The long and the short of it is that, after all these tests, all this monitoring, and all this anxiety, they have come to the remarkable conclusion that Lime is, well, smallish (yes, that's the technical term). He is sticking right on his growth curve and is now about 5lb 9oz--on track to be born at almost exactly the same size as his (also smallish) older brother. His heart rate, blood flow and amniotic fluid and all that continue to look perfectly normal. So, at least for now, induction is off the table, and as long as Lime continues to pass his non-stress tests and Dopplers each week, they are happy to just let the pregnancy run its natural course--which is all Lime and I ever wanted to begin with. Phew.
Lemon is continuing to focus on just being an almost-two-year-old. We are eagerly awaiting the arrival of his vest, which will replace the chest physical therapy that I'm still doing manually twice a day. Between my lap shrinking and Lemon growing, we're really running out of room to do it the way that we have been for the last two years. Our doctor prescribed the vest (we're getting this one) at our last clinic visit back at the end of May, with the idea of having it in place before Lime's arrival. But, it's a pretty pricey piece of equipment so it appears that the wheels of medical bureaucracy are turning even more slowly than usual. The week after it was prescribed, I got a call from the manufacturer about their estimate of what our out of pocket costs would be, based on our insurance. I told them the costs were fine, and they said in that case they would go ahead, and we should hear something in 10-15 business days. I somehow thought that meant that in 10-15 business days, they'd be calling us to figure out when to deliver the vest to us, and give us our in-home training on how to use it.
We still hadn't heard anything as of this morning, so I gave them a call, and found out that they are still waiting for some medical records from our hospital, which they then pass on to the insurance company, and then the insurance company will determine whether they're covering the vest or not, and then once the insurance company has made up its mind, then we can talk about when we might actually receive the vest and get our training. So, not exactly where I was hoping the process would be at this stage, with my due date just over 3 weeks away. Oh, and of course, all of this is happening using good old fashioned paper and snail mail. Apparently, even though Madison is home to Epic, one of the biggest companies in the electronic medical records space, actually using the electronic version of those records is still a thing of the future. At this rate I'm not that optimistic that we'll
have the vest before Lime arrives, which is very frustrating because we've been talking to our clinic about making this happen for, oh, I don't know, 8 months?

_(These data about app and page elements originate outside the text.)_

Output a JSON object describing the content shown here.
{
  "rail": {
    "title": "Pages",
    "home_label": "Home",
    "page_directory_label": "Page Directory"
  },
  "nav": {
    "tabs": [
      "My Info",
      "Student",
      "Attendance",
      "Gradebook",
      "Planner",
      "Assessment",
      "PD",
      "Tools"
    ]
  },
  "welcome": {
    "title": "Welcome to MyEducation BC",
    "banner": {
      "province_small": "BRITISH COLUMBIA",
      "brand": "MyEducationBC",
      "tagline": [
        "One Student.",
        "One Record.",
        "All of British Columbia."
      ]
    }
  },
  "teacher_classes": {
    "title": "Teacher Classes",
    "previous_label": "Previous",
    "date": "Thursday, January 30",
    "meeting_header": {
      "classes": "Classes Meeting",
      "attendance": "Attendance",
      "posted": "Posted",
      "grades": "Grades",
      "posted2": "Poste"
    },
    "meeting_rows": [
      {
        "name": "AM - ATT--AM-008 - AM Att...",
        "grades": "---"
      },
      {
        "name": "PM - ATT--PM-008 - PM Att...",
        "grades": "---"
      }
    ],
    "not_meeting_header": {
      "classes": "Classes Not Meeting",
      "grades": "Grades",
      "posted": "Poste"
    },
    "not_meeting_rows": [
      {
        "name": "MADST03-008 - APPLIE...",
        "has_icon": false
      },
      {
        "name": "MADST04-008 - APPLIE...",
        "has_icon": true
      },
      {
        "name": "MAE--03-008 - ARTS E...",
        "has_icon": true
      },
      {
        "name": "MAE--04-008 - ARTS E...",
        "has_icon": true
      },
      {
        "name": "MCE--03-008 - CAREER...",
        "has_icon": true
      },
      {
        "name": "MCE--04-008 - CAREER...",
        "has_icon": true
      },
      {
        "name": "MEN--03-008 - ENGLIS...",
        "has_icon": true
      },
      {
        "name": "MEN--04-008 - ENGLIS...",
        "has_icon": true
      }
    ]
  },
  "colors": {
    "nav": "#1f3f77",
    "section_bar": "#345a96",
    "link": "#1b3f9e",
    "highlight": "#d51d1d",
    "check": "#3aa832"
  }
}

Maybe we have unrealistic East Coast expectations for how a process should run, but even by Midwest standards this seems a bit ridiculous!